Before becoming pregnant, it is important to eat a balanced controlled diet so that the mother and baby can have a healthy start with the needed nutrients. A balanced diet is a basic part of good health at all times but especially just prior to and during pregnancy.
The foods eaten become the main source of nutrients for the baby. As the baby develops and places new demands on the mother's body, more nutrients and calories will be needed.
There may be unique dietary needs that should be met before becoming pregnant. It is advisable to consult with the physician, diabetes educator or dietitian before conception to discuss special needs (see below). Changes in the current diet and meal plan may be needed. Click here for more information on nutrition and diabetes.
- Are you eating a well balanced diet?
- Are you trying to lose weight?
- Are you a vegetarian?
- Do you have an eating disorder?
- Have you been told you have anemia?
Folic acid may help prevent certain birth defects (neural tube defects, spina bifida, cleft lips and palates). The United States Public Health Service recommends that all reproductive age women take at least 0.4 mg of folic acid daily to reduce the risk of these problems. Certain foods such as leafy, dark green vegetables, citrus fruits, dried beans and bread have folic acid.
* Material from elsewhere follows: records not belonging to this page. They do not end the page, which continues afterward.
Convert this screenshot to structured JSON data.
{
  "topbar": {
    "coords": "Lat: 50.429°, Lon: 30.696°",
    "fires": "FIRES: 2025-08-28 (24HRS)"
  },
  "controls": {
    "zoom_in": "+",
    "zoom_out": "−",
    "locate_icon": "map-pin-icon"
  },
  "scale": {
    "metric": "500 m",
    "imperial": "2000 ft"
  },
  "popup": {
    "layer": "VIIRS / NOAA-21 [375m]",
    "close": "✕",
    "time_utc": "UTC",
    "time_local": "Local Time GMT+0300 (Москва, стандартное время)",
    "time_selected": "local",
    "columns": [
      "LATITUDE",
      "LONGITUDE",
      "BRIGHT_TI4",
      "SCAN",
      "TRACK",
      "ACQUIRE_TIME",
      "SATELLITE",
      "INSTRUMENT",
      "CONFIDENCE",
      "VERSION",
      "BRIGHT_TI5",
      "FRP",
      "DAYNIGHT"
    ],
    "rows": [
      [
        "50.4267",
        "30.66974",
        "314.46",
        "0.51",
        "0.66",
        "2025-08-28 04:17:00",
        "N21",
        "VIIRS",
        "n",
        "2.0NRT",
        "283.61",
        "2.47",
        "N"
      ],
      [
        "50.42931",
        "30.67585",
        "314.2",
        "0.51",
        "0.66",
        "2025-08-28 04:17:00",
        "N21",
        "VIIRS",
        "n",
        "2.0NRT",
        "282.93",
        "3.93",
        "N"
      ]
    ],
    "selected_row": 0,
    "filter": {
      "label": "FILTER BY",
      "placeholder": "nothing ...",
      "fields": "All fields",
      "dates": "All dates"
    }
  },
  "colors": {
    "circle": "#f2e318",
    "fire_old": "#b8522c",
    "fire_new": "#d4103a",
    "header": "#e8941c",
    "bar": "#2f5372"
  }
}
By taking one prenatal vitamin a day, most women will get sufficient folic acid. Women who have given birth in the past to a baby with a neural tube defect, should take one prenatal vitamin and an extra 4 mg of folic acid per day for up to 1 month before pregnancy and for 3 months after conception. This will substantially decrease the chance of it ever happening again. Some physicians recommend that all pregnant women with diabetes contemplating pregnancy should take the extra folic acid preconception.